End-stage renal disease (ESRD) is a major consequence of lupus nephritis, but how this risk has changed over time is unknown. We conducted this systematic review to examine changes in ESRD among adults with lupus nephritis from1971 to 2015 and to estimate risks of ESRD among contemporary patients.Methods.
We searched PubMed, Embase, and the Cochrane Database of Systematic Reviews for cohort studies and clinical trials on ESRD in adults with lupus nephritis. We analyzed studies from developed and developing countries separately. The outcome was probability of ESRD at 5, 10, and 15 years of lupus nephritis.Results.

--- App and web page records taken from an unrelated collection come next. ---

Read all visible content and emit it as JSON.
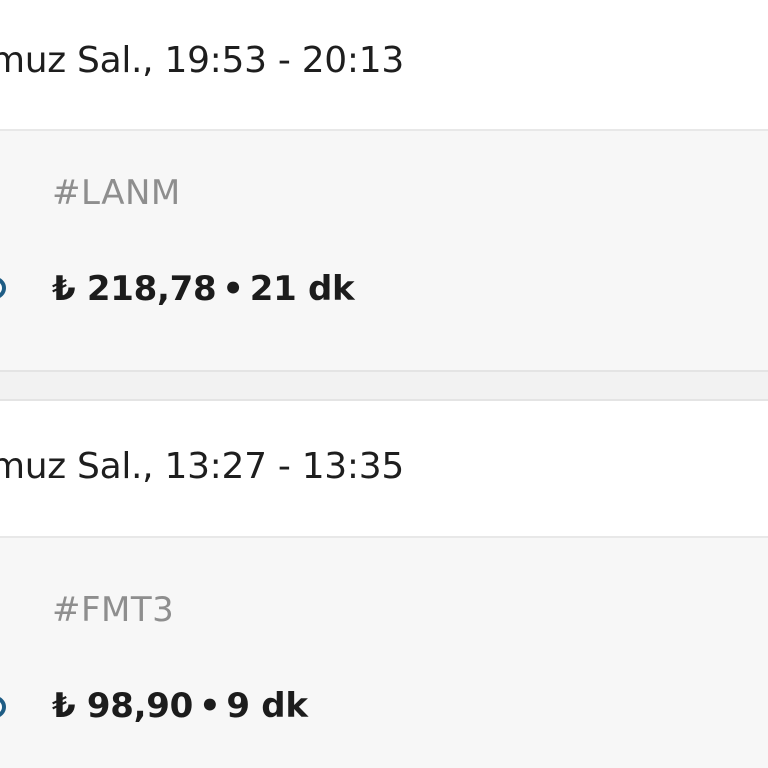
{
  "trips": [
    {
      "datetime": "muz Sal., 19:53 - 20:13",
      "code": "#LANM",
      "price": "₺ 218,78",
      "separator": "•",
      "duration": "21 dk"
    },
    {
      "datetime": "muz Sal., 13:27 - 13:35",
      "code": "#FMT3",
      "price": "₺ 98,90",
      "separator": "•",
      "duration": "9 dk"
    }
  ],
  "colors": {
    "background": "#f2f2f2",
    "card_header": "#ffffff",
    "card_body": "#f7f7f7",
    "primary_text": "#1c1c1c",
    "secondary_text": "#8e8e8e",
    "vehicle_accent": "#1f5d85"
  },
  "icons": {
    "vehicle_marker": "vehicle-dot-icon"
  }
}
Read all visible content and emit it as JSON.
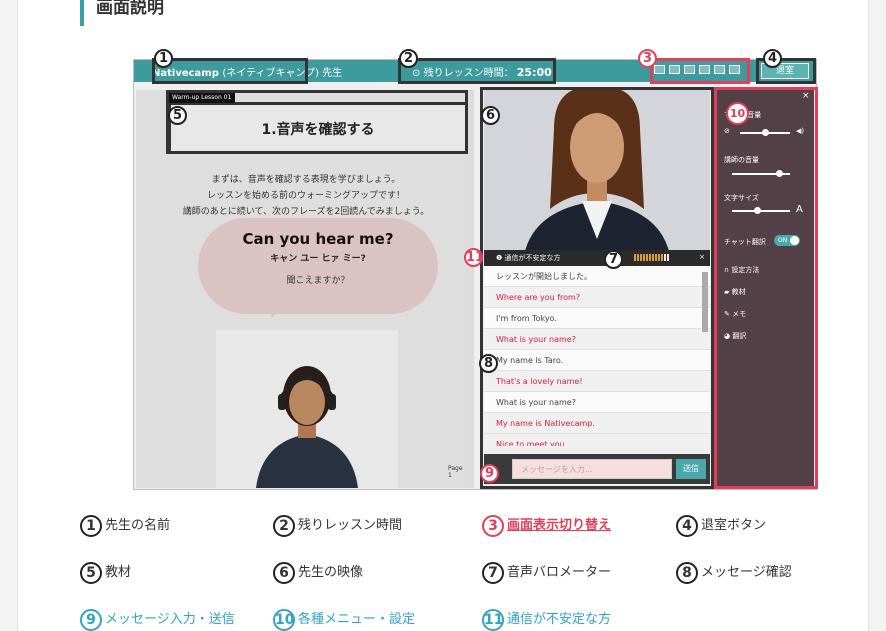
{
  "section": {
    "title": "画面説明"
  },
  "lesson": {
    "teacher_name": "Nativecamp",
    "teacher_name_sub": "(ネイティブキャンプ) 先生",
    "timer_label": "残りレッスン時間：",
    "timer_value": "25:00",
    "exit_button": "退室"
  },
  "material": {
    "tag": "Warm-up Lesson 01",
    "title": "1.音声を確認する",
    "intro_lines": [
      "まずは、音声を確認する表現を学びましょう。",
      "レッスンを始める前のウォーミングアップです！",
      "講師のあとに続いて、次のフレーズを2回読んでみましょう。"
    ],
    "phrase_en": "Can you hear me?",
    "phrase_kana": "キャン ユー ヒァ ミー?",
    "phrase_ja": "聞こえますか？",
    "page_number": "Page 1"
  },
  "chat": {
    "warning": "通信が不安定な方",
    "close": "×",
    "messages": [
      {
        "text": "レッスンが開始しました。",
        "speaker": "system"
      },
      {
        "text": "Where are you from?",
        "speaker": "teacher"
      },
      {
        "text": "I'm from Tokyo.",
        "speaker": "student"
      },
      {
        "text": "What is your name?",
        "speaker": "teacher"
      },
      {
        "text": "My name is Taro.",
        "speaker": "student"
      },
      {
        "text": "That's a lovely name!",
        "speaker": "teacher"
      },
      {
        "text": "What is your name?",
        "speaker": "student"
      },
      {
        "text": "My name is Nativecamp.",
        "speaker": "teacher"
      },
      {
        "text": "Nice to meet you.",
        "speaker": "teacher"
      }
    ],
    "input_placeholder": "メッセージを入力...",
    "send_button": "送信",
    "barometer_level": 0.83
  },
  "menu": {
    "close": "×",
    "volume_label": "マイク/音量",
    "teacher_volume_label": "講師の音量",
    "font_size_label": "文字サイズ",
    "chat_translate_label": "チャット翻訳",
    "chat_translate_state": "ON",
    "items": [
      "設定方法",
      "教材",
      "メモ",
      "翻訳"
    ]
  },
  "badges": [
    "1",
    "2",
    "3",
    "4",
    "5",
    "6",
    "7",
    "8",
    "9",
    "10",
    "11"
  ],
  "legend": [
    {
      "num": "1",
      "label": "先生の名前",
      "style": "normal"
    },
    {
      "num": "2",
      "label": "残りレッスン時間",
      "style": "normal"
    },
    {
      "num": "3",
      "label": "画面表示切り替え",
      "style": "red"
    },
    {
      "num": "4",
      "label": "退室ボタン",
      "style": "normal"
    },
    {
      "num": "5",
      "label": "教材",
      "style": "normal"
    },
    {
      "num": "6",
      "label": "先生の映像",
      "style": "normal"
    },
    {
      "num": "7",
      "label": "音声バロメーター",
      "style": "normal"
    },
    {
      "num": "8",
      "label": "メッセージ確認",
      "style": "normal"
    },
    {
      "num": "9",
      "label": "メッセージ入力・送信",
      "style": "blue"
    },
    {
      "num": "10",
      "label": "各種メニュー・設定",
      "style": "blue"
    },
    {
      "num": "11",
      "label": "通信が不安定な方",
      "style": "blue"
    }
  ],
  "colors": {
    "teal": "#3d9b9e",
    "accent_red": "#e0405a",
    "accent_blue": "#31a4c5",
    "menu_bg": "#544047"
  }
}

We included 187 articles that reported on 18,309 patients. In developed countries, the 5-year risk of ESRD decreased from 16% (95% confidence interval [95% CI] 14–17%)in 1970–1979 to 11% (95% CI 10–12%) in the mid-1990s and then plateaued. ESRD risks at 10 years and 15 years showed steeper declines in the 1970s and 1980s but also plateaued in 1993–1997, with a notable increase in the late 2000s.The decrease in risk after 1980 coincided with increased use of cyclophosphamide. The 15-year ESRD risk was higher in developing countries than in developed countries. Patients with class IV lupus nephritis had the greatest risk of ESRD, with a 15-year risk of 44% during the 2000s.Conclusion.

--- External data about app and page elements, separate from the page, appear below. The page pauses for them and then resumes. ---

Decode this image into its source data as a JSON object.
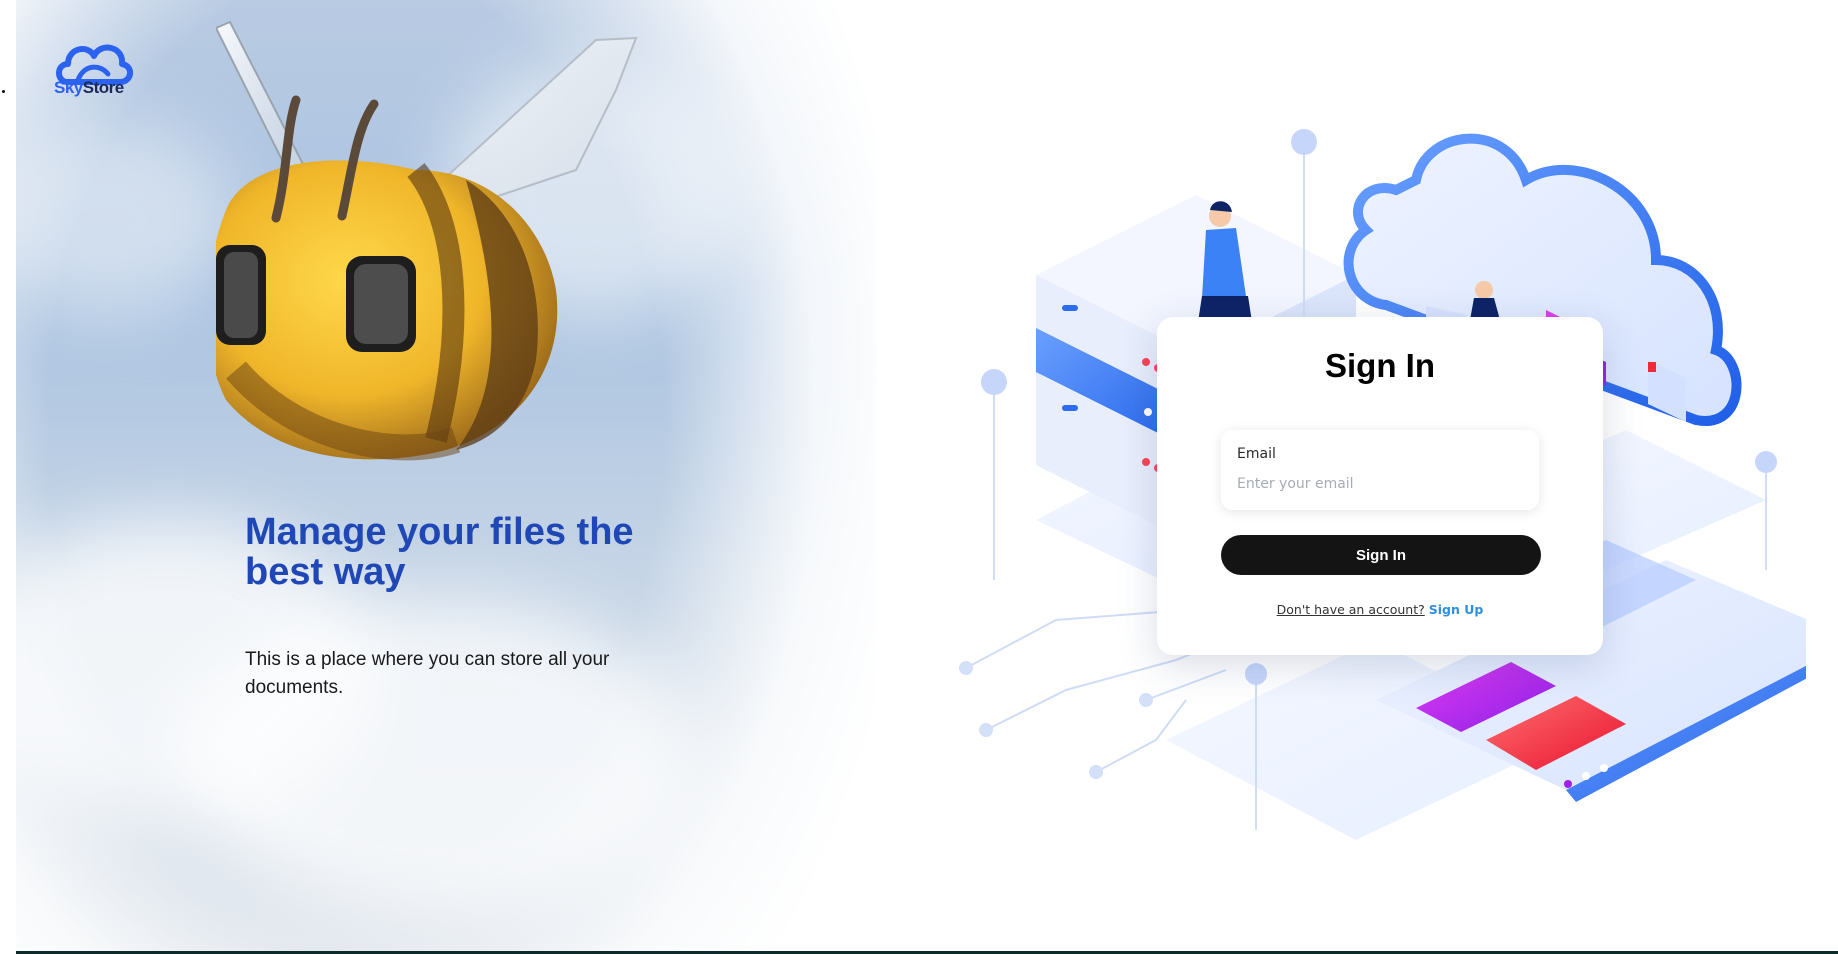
{
  "brand": {
    "name_part1": "Sky",
    "name_part2": "Store"
  },
  "hero": {
    "headline_part1": "Manage your files the",
    "headline_part2": "best way",
    "subtext": "This is a place where you can store all your documents."
  },
  "signin": {
    "title": "Sign In",
    "email_label": "Email",
    "email_placeholder": "Enter your email",
    "email_value": "",
    "submit_label": "Sign In",
    "signup_prompt": "Don't have an account?",
    "signup_link": "Sign Up"
  },
  "colors": {
    "brand_blue": "#2b62f0",
    "headline_blue": "#1f47b6",
    "button_dark": "#141414",
    "link_blue": "#2f8fe3"
  },
  "icons": {
    "logo": "cloud-logo-icon",
    "hero_image": "bee-illustration",
    "side_image": "cloud-storage-illustration"
  }
}
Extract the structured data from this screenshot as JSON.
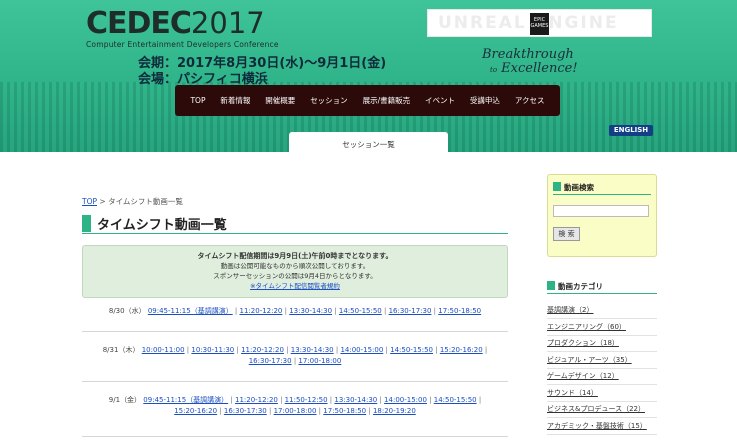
{
  "header": {
    "logo_main": "CEDEC",
    "logo_year": "2017",
    "logo_sub": "Computer Entertainment Developers Conference",
    "period": "会期：2017年8月30日(水)～9月1日(金)",
    "venue": "会場：パシフィコ横浜",
    "sponsor_text": "UNREAL ENGINE",
    "sponsor_badge": "EPIC GAMES",
    "tagline_line1": "Breakthrough",
    "tagline_to": "to",
    "tagline_line2": "Excellence!",
    "english_label": "ENGLISH",
    "current_tab": "セッション一覧"
  },
  "nav": {
    "items": [
      "TOP",
      "新着情報",
      "開催概要",
      "セッション",
      "展示/書籍販売",
      "イベント",
      "受講申込",
      "アクセス"
    ]
  },
  "breadcrumb": {
    "home": "TOP",
    "separator": " > ",
    "current": "タイムシフト動画一覧"
  },
  "page_title": "タイムシフト動画一覧",
  "notice": {
    "line1": "タイムシフト配信期間は9月9日(土)午前0時までとなります。",
    "line2": "動画は公開可能なものから順次公開しております。",
    "line3": "スポンサーセッションの公開は9月4日からとなります。",
    "link": "※タイムシフト配信閲覧者規約"
  },
  "schedule": [
    {
      "date": "8/30（水）",
      "lines": [
        [
          "09:45-11:15（基調講演）",
          "11:20-12:20",
          "13:30-14:30",
          "14:50-15:50",
          "16:30-17:30",
          "17:50-18:50"
        ]
      ]
    },
    {
      "date": "8/31（木）",
      "lines": [
        [
          "10:00-11:00",
          "10:30-11:30",
          "11:20-12:20",
          "13:30-14:30",
          "14:00-15:00",
          "14:50-15:50",
          "15:20-16:20"
        ],
        [
          "16:30-17:30",
          "17:00-18:00"
        ]
      ]
    },
    {
      "date": "9/1（金）",
      "lines": [
        [
          "09:45-11:15（基調講演）",
          "11:20-12:20",
          "11:50-12:50",
          "13:30-14:30",
          "14:00-15:00",
          "14:50-15:50"
        ],
        [
          "15:20-16:20",
          "16:30-17:30",
          "17:00-18:00",
          "17:50-18:50",
          "18:20-19:20"
        ]
      ]
    }
  ],
  "sidebar": {
    "search_title": "動画検索",
    "search_button": "検 索",
    "search_value": "",
    "category_title": "動画カテゴリ",
    "categories": [
      "基調講演（2）",
      "エンジニアリング（60）",
      "プロダクション（18）",
      "ビジュアル・アーツ（35）",
      "ゲームデザイン（12）",
      "サウンド（14）",
      "ビジネス&プロデュース（22）",
      "アカデミック・基盤技術（15）"
    ]
  },
  "colors": {
    "accent": "#2db386",
    "nav_bg": "#2c0a0a",
    "link": "#1a4ec2",
    "notice_bg": "#dfeedd",
    "search_bg": "#fbfdc7"
  }
}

Risks of ESRD in lupus nephritis improved between the 1970s and the mid-1990s and then plateaued, with an increase in the late 2000s. This pattern suggests limitations in the effectiveness of, or access to, current treatments.